Author: Dr. Seuss
Genre: Children's / Fantasy
Year Published: 1937
Year Read: 2019
Publisher: Vanguard Press, Inc.
Content Rating: Ages 5+ (One Offensive Image)
Buy on: Amazon // Book Depository
I have been reading Dr. Seuss’s works ever since I was a child (it is pretty much a requirement as a child to read a Dr. Seuss book). So of course, I still have not read all of Dr. Seuss’s works and one of the books that I had owned ever since I was little, but I never really read was “And to Think that I Saw it On Mulberry Street!” I only picked up this book after all of these years when some of my Goodreads friends had recommended it to me and I must say that it was quite a decent beginning for Dr. Seuss’s early works.
The story starts off with Marco’s father telling Marco to keep his eyelids up and see the things he can see on the street.
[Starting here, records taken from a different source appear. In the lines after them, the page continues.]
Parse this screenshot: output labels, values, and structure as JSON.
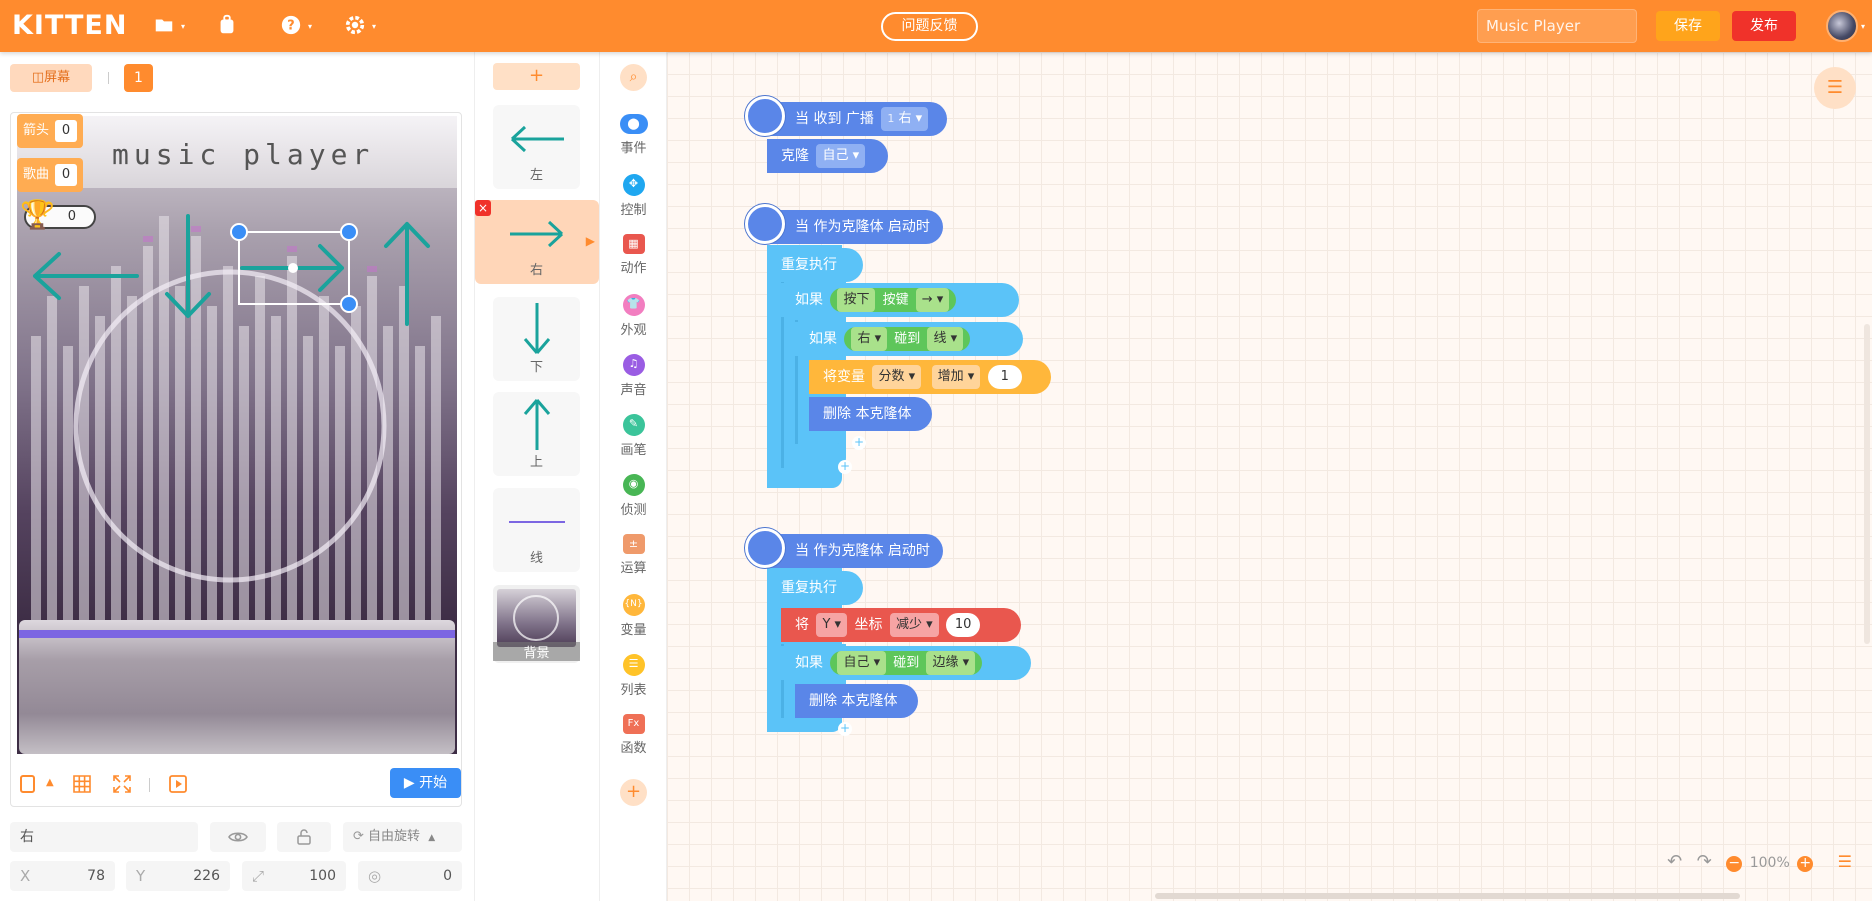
{
  "header": {
    "logo": "KITTEN",
    "feedback": "问题反馈",
    "project_name": "Music Player",
    "save": "保存",
    "publish": "发布"
  },
  "stage": {
    "screen_label": "屏幕",
    "screen_number": "1",
    "title": "music player",
    "variables": [
      {
        "name": "箭头",
        "value": "0"
      },
      {
        "name": "歌曲",
        "value": "0"
      }
    ],
    "score": "0",
    "start": "开始"
  },
  "props": {
    "sprite_name": "右",
    "rotation": "自由旋转",
    "x_label": "X",
    "x": "78",
    "y_label": "Y",
    "y": "226",
    "size": "100",
    "direction": "0"
  },
  "sprites": [
    {
      "name": "左",
      "icon": "arrow-left-icon"
    },
    {
      "name": "右",
      "icon": "arrow-right-icon",
      "active": true
    },
    {
      "name": "下",
      "icon": "arrow-down-icon"
    },
    {
      "name": "上",
      "icon": "arrow-up-icon"
    },
    {
      "name": "线",
      "icon": "line-icon"
    },
    {
      "name": "背景",
      "icon": "background-thumb"
    }
  ],
  "categories": [
    {
      "name": "事件",
      "color": "#3a8ef6"
    },
    {
      "name": "控制",
      "color": "#1fa7f0"
    },
    {
      "name": "动作",
      "color": "#e9574e"
    },
    {
      "name": "外观",
      "color": "#f27ec0"
    },
    {
      "name": "声音",
      "color": "#9a5de3"
    },
    {
      "name": "画笔",
      "color": "#3bc49a"
    },
    {
      "name": "侦测",
      "color": "#48b655"
    },
    {
      "name": "运算",
      "color": "#ef9a6b"
    },
    {
      "name": "变量",
      "color": "#ffb73b"
    },
    {
      "name": "列表",
      "color": "#ffc328"
    },
    {
      "name": "函数",
      "color": "#ef7056"
    }
  ],
  "blocks": {
    "s1_hat": "当 收到 广播",
    "s1_broadcast_num": "1",
    "s1_broadcast": "右",
    "s1_clone": "克隆",
    "s1_clone_target": "自己",
    "s2_hat": "当 作为克隆体 启动时",
    "repeat": "重复执行",
    "if": "如果",
    "s2_press": "按下",
    "s2_key": "按键",
    "s2_key_val": "→",
    "s2_obj": "右",
    "s2_touch": "碰到",
    "s2_target": "线",
    "s2_setvar": "将变量",
    "s2_var": "分数",
    "s2_op": "增加",
    "s2_amount": "1",
    "delete_clone": "删除 本克隆体",
    "s3_hat": "当 作为克隆体 启动时",
    "s3_set": "将",
    "s3_axis": "Y",
    "s3_coord": "坐标",
    "s3_op": "减少",
    "s3_amount": "10",
    "s3_obj": "自己",
    "s3_touch": "碰到",
    "s3_target": "边缘"
  },
  "workspace": {
    "zoom": "100%"
  }
}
So, when Marco walked down Mulberry Street, he noticed a horse pulling a broken-down wagon down the street. Marco thought that this sight was too boring and he started to imagine seeing more lavish decorations to the horse and wagon such as imagining it as a chariot being pulled by a reindeer or a sleigh being pulled by a large blue elephant with a Rajah riding on the elephant.
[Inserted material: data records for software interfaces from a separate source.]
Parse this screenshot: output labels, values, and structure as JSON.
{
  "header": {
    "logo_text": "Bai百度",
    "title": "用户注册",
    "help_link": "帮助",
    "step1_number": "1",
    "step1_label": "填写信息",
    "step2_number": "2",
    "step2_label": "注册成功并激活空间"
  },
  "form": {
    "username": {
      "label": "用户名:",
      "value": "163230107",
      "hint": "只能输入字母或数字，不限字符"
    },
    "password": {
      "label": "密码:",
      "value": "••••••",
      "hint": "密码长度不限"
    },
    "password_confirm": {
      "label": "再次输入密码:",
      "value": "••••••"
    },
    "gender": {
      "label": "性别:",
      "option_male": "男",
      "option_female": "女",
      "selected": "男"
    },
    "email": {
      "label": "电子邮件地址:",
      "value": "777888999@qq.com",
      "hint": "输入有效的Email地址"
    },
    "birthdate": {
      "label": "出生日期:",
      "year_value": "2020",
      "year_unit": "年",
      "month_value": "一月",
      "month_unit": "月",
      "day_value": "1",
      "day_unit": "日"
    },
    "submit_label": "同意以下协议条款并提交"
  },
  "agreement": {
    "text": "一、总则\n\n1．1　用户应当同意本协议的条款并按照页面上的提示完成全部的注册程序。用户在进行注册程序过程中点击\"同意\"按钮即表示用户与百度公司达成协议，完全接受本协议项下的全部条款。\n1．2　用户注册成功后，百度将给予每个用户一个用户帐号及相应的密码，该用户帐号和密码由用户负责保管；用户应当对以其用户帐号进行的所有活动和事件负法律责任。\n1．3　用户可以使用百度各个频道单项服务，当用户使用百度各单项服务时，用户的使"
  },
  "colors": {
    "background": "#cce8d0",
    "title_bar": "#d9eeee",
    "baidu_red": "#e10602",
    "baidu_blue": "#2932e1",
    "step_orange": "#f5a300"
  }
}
I have been reading many of Dr. Seuss’s works ever since I was a child and this book just happened to pass under the radar for me at the time. It is amazing in seeing how Dr. Seuss’s earlier works differs heavily from his later works (for one thing, Dr. Seuss’s earlier works are a lot wordier than his later works). So, of course I was a bit curious about seeing how this early work of Dr. Seuss’s would turn out and I ended up being quite interested in the subtle yet creative storytelling of this book! Dr. Seuss had done a great job at writing this story as the story explores how far Marco’s imagination can go and teaches the reader about the beauty of having a vivid imagination. I loved the scenes of Marco using his imagination to make the sight of Mulberry Street much more interesting as it made the scenes much more entertaining to look at. I especially loved the scenes of Marco imagining a musical band being pulled by a blue elephant as it was such a creative sight to see!
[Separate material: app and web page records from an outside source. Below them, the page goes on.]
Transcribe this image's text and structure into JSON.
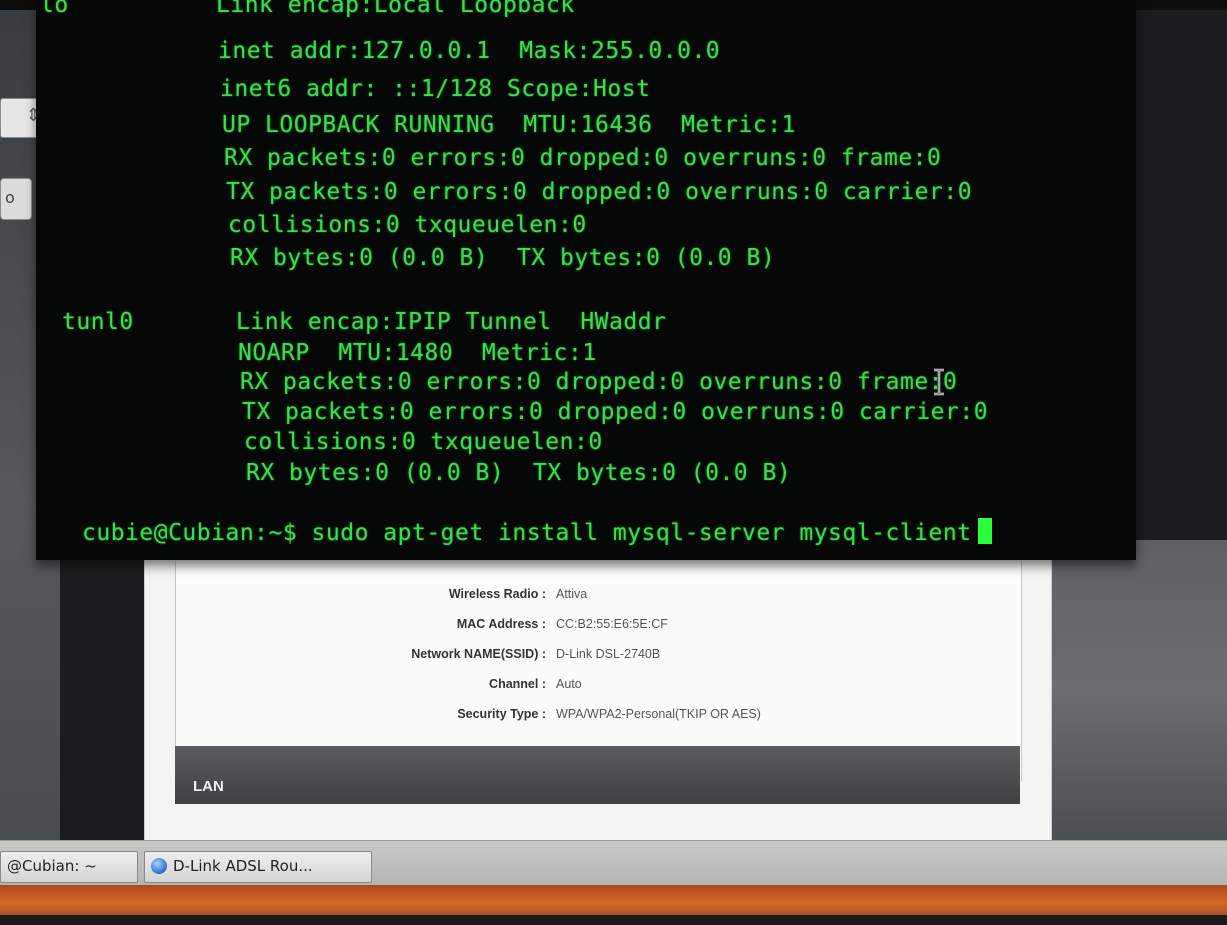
{
  "terminal": {
    "lines": [
      "Link encap:Local Loopback",
      "inet addr:127.0.0.1  Mask:255.0.0.0",
      "inet6 addr: ::1/128 Scope:Host",
      "UP LOOPBACK RUNNING  MTU:16436  Metric:1",
      "RX packets:0 errors:0 dropped:0 overruns:0 frame:0",
      "TX packets:0 errors:0 dropped:0 overruns:0 carrier:0",
      "collisions:0 txqueuelen:0",
      "RX bytes:0 (0.0 B)  TX bytes:0 (0.0 B)"
    ],
    "lo_label": "lo",
    "tunl_label": "tunl0",
    "tunl_lines": [
      "Link encap:IPIP Tunnel  HWaddr",
      "NOARP  MTU:1480  Metric:1",
      "RX packets:0 errors:0 dropped:0 overruns:0 frame:0",
      "TX packets:0 errors:0 dropped:0 overruns:0 carrier:0",
      "collisions:0 txqueuelen:0",
      "RX bytes:0 (0.0 B)  TX bytes:0 (0.0 B)"
    ],
    "prompt": "cubie@Cubian:~$ sudo apt-get install mysql-server mysql-client"
  },
  "router": {
    "rows": [
      {
        "label": "Wireless Radio :",
        "value": "Attiva"
      },
      {
        "label": "MAC Address :",
        "value": "CC:B2:55:E6:5E:CF"
      },
      {
        "label": "Network NAME(SSID) :",
        "value": "D-Link DSL-2740B"
      },
      {
        "label": "Channel :",
        "value": "Auto"
      },
      {
        "label": "Security Type :",
        "value": "WPA/WPA2-Personal(TKIP OR AES)"
      }
    ],
    "lan_header": "LAN"
  },
  "taskbar": {
    "items": [
      {
        "label": "@Cubian: ~"
      },
      {
        "label": "D-Link ADSL Rou..."
      }
    ]
  },
  "colors": {
    "terminal_text": "#39e04a",
    "terminal_bg": "#050806",
    "cursor": "#2bff3c"
  },
  "icons": {
    "text_cursor": "i-beam-cursor-icon",
    "browser": "browser-globe-icon"
  }
}
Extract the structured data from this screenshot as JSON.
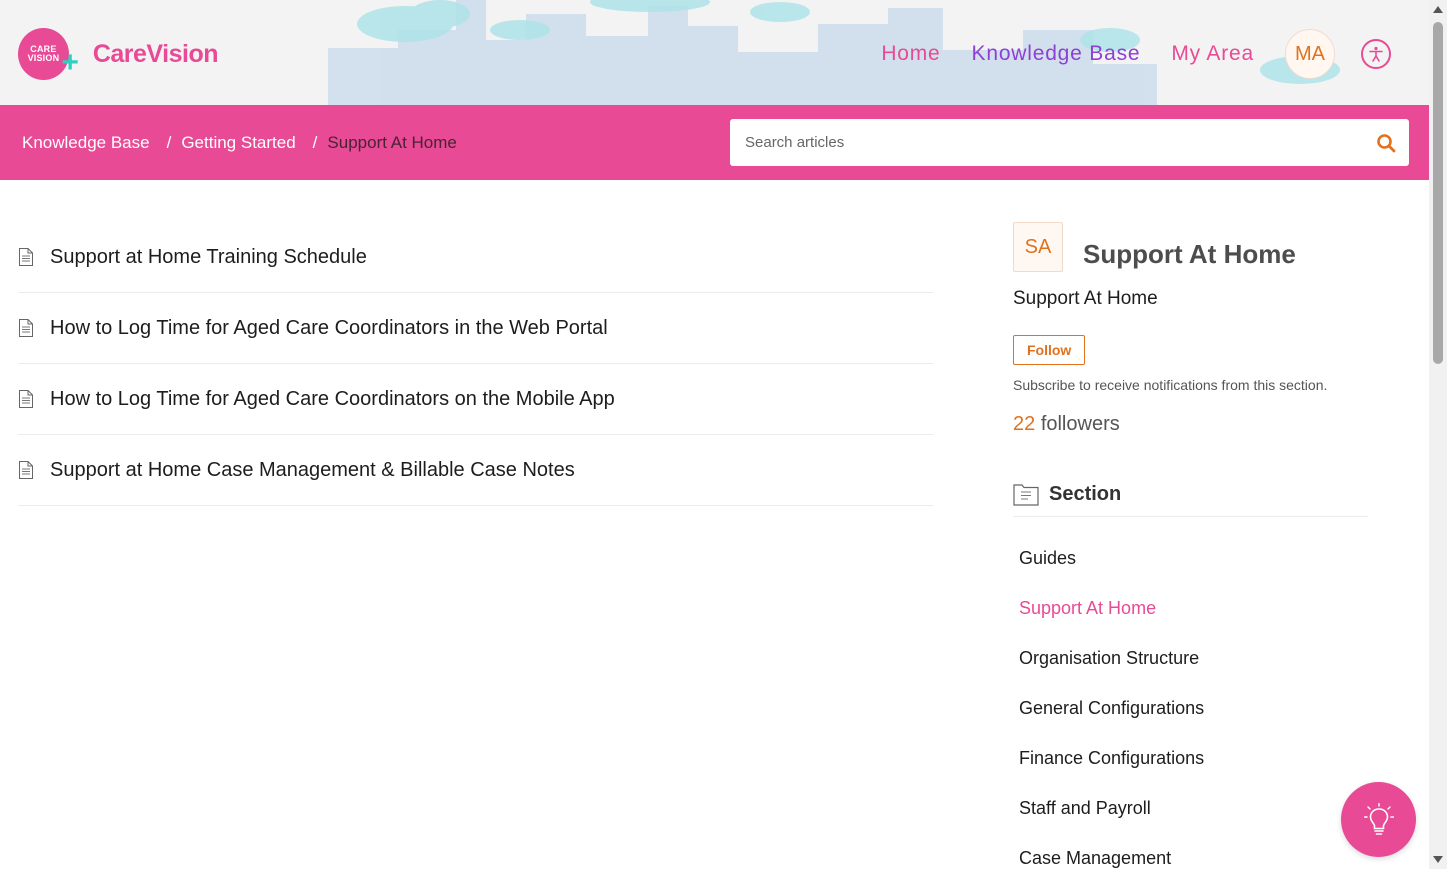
{
  "brand": {
    "name": "CareVision",
    "badge_text": "CARE VISION"
  },
  "nav": {
    "home": "Home",
    "knowledge_base": "Knowledge Base",
    "my_area": "My Area",
    "avatar_initials": "MA"
  },
  "breadcrumb": [
    "Knowledge Base",
    "Getting Started",
    "Support At Home"
  ],
  "search": {
    "placeholder": "Search articles"
  },
  "articles": [
    "Support at Home Training Schedule",
    "How to Log Time for Aged Care Coordinators in the Web Portal",
    "How to Log Time for Aged Care Coordinators on the Mobile App",
    "Support at Home Case Management & Billable Case Notes"
  ],
  "sidebar": {
    "initials": "SA",
    "title": "Support At Home",
    "description": "Support At Home",
    "follow_label": "Follow",
    "subscribe_note": "Subscribe to receive notifications from this section.",
    "followers_count": "22",
    "followers_label": "followers",
    "section_label": "Section",
    "sections": [
      "Guides",
      "Support At Home",
      "Organisation Structure",
      "General Configurations",
      "Finance Configurations",
      "Staff and Payroll",
      "Case Management"
    ],
    "active_section": "Support At Home"
  },
  "colors": {
    "brand_pink": "#e84a95",
    "accent_orange": "#e0721f",
    "nav_active_purple": "#8e3fd6"
  },
  "icons": {
    "search": "search-icon",
    "accessibility": "accessibility-icon",
    "help": "lightbulb-icon",
    "article": "document-icon",
    "section": "section-icon"
  }
}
The reason why I took off half a point from the rating was because while the story was quite creative, I do not think that this book was as memorable as some of Dr. Seuss’s later works. For one thing, the writing is much lengthier than most of Dr. Seuss’s works and that can make this book a bit of chore to read through. Also, this book does not have Dr. Seuss’s signature odd creatures that usually appear in his books (with the exception of the blue elephant). There is also a controversial image in this book of a Chinese boy being shown as an offensive stereotype of Asians that might offend some people (although this book was written during the 1930s).
Overall, “And to Think that I Saw it on Mulberry Street” is a great introduction to Dr. Seuss’s earlier works and would be a great read for children who are huge fans of Dr. Seuss’s works! I would recommend this book to children ages five and up since the portrayal of the Chinese boy might offend some people.
You might also like: